The setting of The Glass Menagerie does not seem particularly isolated, since the Wingfield family lives in the city of New Orleans. Instead, it is the characters’ actions and attitudes that make the apartment feel isolated. Amanda seems to remain stuck in the past throughout the play, recounting her glory days to her children: “One Sunday afternoon in Blue Mountain – your mother received – seventeen – gentlemen callers! Why, sometimes there weren’t chairs enough to accommodate them all” (Williams 8). Laura seems to have isolated herself with her own avoidant behavior. Amanda tells Laura about her avoidance: “I don’t understand you, Laura. You couldn’t be satisfied with just sitting home, and yet whenever I try to arrange something for you, you seem to resist it” (Williams 52). Meanwhile, Tom often describes his boredom and feelings that he’s wasting his life: “You could see them kissing behind ash pits and telephone poles.

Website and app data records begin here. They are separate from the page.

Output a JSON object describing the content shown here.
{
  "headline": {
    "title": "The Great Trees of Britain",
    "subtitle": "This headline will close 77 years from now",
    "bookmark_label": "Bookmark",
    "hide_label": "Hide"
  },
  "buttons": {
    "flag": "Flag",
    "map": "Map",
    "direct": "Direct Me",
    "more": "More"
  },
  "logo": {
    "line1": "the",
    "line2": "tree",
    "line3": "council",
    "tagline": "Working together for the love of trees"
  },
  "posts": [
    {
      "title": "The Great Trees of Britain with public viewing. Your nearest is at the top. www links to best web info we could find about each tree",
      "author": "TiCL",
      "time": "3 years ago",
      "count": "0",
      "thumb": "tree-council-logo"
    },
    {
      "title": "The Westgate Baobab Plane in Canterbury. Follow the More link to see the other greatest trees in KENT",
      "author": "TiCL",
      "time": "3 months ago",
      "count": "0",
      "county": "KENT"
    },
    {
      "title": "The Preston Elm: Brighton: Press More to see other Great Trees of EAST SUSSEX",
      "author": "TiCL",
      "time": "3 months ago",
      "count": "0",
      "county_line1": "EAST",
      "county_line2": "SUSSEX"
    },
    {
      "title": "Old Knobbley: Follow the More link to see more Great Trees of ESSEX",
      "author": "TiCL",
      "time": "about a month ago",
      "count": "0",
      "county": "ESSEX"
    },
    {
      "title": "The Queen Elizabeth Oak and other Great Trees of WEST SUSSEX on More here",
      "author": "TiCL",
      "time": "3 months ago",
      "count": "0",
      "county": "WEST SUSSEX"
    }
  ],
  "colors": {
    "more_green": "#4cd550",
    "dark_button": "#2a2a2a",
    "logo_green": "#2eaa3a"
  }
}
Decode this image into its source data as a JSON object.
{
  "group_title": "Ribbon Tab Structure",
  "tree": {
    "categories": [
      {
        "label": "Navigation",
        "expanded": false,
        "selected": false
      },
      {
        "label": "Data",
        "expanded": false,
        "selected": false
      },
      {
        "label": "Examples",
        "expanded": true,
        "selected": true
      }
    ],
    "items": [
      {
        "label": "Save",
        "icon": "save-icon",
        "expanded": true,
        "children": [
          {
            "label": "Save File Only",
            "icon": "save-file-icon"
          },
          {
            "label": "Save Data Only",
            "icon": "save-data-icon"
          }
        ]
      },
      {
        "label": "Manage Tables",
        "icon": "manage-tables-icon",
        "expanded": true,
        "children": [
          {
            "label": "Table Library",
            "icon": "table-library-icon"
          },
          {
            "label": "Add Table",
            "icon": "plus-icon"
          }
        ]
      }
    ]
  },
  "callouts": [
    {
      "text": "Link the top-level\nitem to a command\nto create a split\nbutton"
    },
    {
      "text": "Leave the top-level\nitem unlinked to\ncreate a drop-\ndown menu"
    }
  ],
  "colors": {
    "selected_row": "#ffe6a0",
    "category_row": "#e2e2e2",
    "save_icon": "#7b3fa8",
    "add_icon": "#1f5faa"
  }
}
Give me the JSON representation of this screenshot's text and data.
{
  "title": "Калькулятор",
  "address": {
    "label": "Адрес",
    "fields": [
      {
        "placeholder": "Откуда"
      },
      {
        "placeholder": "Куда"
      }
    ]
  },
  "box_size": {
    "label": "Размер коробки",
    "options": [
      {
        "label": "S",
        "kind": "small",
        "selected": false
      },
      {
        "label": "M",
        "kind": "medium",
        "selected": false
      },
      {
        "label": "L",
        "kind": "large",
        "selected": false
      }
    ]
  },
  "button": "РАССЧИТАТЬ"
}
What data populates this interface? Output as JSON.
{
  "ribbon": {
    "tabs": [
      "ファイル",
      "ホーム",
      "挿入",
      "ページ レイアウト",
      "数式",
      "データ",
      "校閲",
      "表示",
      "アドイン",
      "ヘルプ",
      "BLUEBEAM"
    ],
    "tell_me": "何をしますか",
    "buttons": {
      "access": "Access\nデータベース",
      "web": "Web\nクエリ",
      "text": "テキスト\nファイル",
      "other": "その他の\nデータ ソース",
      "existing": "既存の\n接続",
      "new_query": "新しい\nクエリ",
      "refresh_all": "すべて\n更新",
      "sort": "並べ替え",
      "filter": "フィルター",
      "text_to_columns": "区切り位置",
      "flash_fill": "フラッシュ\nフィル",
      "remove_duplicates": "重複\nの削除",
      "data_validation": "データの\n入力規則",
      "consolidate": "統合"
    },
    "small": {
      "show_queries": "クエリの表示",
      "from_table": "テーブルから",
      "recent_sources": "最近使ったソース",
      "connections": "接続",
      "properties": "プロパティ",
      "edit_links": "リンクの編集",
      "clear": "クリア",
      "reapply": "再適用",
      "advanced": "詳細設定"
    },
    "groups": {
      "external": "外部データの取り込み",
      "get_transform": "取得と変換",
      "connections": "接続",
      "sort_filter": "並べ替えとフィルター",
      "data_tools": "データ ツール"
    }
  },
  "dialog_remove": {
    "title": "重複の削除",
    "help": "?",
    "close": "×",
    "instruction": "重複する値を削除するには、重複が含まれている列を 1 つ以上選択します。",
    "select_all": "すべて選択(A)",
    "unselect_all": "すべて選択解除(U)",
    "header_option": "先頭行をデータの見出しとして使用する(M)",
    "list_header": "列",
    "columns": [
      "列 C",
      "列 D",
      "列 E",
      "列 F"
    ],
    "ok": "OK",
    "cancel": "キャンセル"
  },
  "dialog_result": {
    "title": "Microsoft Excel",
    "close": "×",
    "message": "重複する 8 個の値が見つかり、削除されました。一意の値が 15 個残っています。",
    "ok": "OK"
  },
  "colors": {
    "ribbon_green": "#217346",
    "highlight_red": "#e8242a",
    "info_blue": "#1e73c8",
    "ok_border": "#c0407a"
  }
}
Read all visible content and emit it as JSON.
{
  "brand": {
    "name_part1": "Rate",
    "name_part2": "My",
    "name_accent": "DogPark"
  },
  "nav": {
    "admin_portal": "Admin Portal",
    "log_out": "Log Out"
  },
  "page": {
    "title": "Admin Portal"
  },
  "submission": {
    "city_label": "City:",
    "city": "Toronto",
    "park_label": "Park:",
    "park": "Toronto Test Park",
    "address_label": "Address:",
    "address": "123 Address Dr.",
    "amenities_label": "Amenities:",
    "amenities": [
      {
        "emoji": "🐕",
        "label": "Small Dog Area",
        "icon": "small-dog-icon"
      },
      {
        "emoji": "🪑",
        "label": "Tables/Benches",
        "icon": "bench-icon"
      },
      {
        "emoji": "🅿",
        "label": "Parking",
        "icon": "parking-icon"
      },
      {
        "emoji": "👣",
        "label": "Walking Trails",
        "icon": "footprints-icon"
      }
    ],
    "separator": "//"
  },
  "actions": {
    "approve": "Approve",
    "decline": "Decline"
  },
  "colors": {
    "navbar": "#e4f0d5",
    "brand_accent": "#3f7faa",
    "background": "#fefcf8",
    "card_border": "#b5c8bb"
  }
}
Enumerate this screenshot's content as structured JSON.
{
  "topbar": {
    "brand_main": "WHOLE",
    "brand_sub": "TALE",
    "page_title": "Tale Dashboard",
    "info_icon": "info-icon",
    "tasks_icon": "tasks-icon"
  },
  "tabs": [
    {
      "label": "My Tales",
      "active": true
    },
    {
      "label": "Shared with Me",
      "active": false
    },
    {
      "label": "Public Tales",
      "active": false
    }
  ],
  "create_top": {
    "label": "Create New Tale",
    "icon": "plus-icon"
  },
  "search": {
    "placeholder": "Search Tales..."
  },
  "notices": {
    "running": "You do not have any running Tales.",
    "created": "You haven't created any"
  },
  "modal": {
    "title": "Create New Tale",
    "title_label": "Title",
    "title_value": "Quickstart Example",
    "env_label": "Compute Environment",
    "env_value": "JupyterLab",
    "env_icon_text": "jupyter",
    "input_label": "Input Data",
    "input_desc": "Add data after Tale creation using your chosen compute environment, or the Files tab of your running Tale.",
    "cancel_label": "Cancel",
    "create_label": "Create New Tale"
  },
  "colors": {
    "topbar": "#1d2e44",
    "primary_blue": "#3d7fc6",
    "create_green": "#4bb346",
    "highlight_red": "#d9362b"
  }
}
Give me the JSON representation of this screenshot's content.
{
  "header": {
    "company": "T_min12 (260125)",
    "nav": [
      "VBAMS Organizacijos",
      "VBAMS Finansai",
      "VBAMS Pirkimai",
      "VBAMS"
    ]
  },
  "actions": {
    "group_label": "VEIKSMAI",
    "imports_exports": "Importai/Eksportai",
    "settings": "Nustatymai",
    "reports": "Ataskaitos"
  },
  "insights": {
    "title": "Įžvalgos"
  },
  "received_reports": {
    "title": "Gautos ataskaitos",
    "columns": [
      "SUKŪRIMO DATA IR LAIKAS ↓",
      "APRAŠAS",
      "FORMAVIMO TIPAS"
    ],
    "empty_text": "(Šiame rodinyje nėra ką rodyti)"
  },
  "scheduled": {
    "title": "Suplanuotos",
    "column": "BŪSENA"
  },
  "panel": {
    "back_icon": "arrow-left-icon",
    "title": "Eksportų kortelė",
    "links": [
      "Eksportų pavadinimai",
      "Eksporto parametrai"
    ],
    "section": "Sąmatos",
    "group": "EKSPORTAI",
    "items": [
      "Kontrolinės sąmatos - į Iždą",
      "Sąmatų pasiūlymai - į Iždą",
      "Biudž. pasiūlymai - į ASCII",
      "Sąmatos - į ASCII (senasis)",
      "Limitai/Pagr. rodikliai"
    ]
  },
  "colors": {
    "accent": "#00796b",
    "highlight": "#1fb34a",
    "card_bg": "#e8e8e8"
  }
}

This was compensation for lives that passed like mine, without any change or adventure. Adventure and change were imminent this year” (Williams 39).
In August: Osage County, the setting is geographically isolated and somewhat desolate. It can be inferred that the boring area is why Karen and Barbara moved far away when they grew up. However, it seems that Violet and Beverly isolated themselves over the years while abusing their drugs of choice: “Mattie Fae pulls back a set of drapes, finds the light is blocked by shades sealed with tape. MATTIE FAE (CONT’D) ‘Ivy, when did this start? This business with taping the shades?’ IVY ‘Been a couple of years now.’ Mattie Fae starts peeling off the tape. MATTIE FAE ‘Is it that long since we’ve been here?’ CHARLIE ‘Do you know its purpose? You can’t tell if it’s night or day.’ IVY ‘I think that’s the purpose’” (Letts 17-18). Meanwhile, the author uses imagery that describes and emphasizes the household’s isolation from the outside world: “And now we see the full beauty of the land, the distant horizon, the high cumulus clouds, the endless blue sky. Barb and Violet two dots, lost in the unforgiving prairie” (Letts 106).
While both plays focus on drama and turmoil within families caused by isolation within the household, they use different types of isolation in their settings. In The Glass Menagerie, the main characters are isolated psychologically despite living in the middle of a major city. While Tom escapes at the end by leaving his family (taking after his father), he spent most of the play ‘escaping’ by drinking and staying out all night at the movies. Similarly, Laura and Amanda use coping mechanisms such as collecting glass animals and telling stories from the glory days, respectively. Meanwhile in August: Osage County, the characters are primarily isolated by geography and internal conflict. Violet and Beverly resign themselves to drinking and abusing opioids, but the rest of the family gradually abandons Violet because of various conflicts. It can be inferred that the reason the family abandons the household in August is because of geographic isolation leading to petty argument and conflict. The Glass Menagerie pits its characters against one another in a similar manner, but the setting of New Orleans is less physically isolating and more behaviorally isolating.